And, yet, the reality is that if Jordan Brand was willing to re-up with Wade, Wade likely would be continuing in the Nike division.
What Li-Ning was able to provide that Nike did not need to offer is an equity stake in the brand. Such a shoe-agreement model could impact how the likes of James, Dwight Howard or Derrick Rose handle business going forward.
The reality is that Wade found his best deal half a world away, so he took it, just as Shaquille O'Neal had worked with Li-Ning previously. Nothing new here, just the old story of how money talks.
Experiment will fail
Remember the "Starbury One"? Didn't think so. Remember Steve & Barry's? No problem; the company filed for bankruptcy protection in 2008.
Dwyane Wade signing with a Chinese shoe company is an anomaly along the lines of the "Starbury One," the $14.98 shoe that Stephon Marbury endorsed from Steve & Barry's in 2006. That's not to say Wade's Chinese shoe company will make cheap shoes. It is to say the major shoe companies are so entrenched in today's culture and lifestyle that detours like the one Wade took recently typically end up where players started — in swooshes or stripes.
What Wade is trying sounds all well and good now, but look for the experiment to end.
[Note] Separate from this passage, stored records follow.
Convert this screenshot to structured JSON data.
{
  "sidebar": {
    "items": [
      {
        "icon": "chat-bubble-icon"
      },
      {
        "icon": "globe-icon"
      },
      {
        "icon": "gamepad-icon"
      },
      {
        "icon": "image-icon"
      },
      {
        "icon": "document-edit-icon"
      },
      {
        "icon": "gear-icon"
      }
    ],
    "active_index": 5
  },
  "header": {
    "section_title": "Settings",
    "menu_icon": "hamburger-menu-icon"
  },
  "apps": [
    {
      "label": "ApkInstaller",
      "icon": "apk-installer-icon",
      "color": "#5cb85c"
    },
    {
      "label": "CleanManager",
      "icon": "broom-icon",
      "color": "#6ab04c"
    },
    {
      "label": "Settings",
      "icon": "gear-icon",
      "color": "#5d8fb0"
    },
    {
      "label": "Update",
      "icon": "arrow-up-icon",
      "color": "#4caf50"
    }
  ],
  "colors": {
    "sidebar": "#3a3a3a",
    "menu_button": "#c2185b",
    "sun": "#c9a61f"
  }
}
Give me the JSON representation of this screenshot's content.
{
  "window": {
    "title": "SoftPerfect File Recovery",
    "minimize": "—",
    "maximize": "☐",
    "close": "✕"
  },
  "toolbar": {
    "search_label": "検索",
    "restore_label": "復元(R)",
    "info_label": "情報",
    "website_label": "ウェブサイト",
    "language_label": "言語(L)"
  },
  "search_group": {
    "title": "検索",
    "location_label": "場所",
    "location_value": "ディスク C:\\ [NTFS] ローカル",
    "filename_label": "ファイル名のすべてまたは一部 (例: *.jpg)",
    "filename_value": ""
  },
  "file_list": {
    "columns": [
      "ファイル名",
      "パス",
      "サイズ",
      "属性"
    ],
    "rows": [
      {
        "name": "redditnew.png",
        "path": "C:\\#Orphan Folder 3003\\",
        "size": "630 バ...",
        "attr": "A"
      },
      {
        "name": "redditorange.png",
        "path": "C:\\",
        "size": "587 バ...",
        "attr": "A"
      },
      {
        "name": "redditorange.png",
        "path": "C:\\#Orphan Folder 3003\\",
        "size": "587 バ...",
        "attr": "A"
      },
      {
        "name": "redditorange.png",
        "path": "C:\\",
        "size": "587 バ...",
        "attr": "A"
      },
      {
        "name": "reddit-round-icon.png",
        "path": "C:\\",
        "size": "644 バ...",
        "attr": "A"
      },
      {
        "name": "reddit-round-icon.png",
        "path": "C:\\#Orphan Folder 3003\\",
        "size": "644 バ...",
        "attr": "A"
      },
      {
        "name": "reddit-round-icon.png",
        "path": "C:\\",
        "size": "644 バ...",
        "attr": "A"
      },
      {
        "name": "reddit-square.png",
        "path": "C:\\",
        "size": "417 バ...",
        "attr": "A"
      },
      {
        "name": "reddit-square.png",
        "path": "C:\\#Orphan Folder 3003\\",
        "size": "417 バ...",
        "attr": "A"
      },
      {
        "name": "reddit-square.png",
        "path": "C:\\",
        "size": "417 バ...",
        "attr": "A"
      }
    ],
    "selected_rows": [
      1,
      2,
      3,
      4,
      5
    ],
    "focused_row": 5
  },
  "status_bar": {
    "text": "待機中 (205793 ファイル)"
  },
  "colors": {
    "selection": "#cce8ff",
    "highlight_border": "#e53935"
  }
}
And look for few to follow.
Huge potential in China
Dwyane Wade's decision to sign with the shoe company Li-Ning is yet another sign that NBA stars will seek endorsements from Chinese companies.
This is all about common sense. Why wouldn't a star player sell his endorsement to the highest bidder, even if the company is based overseas? Wade isn't the first NBA player to sign with a Chinese shoe company, anyway.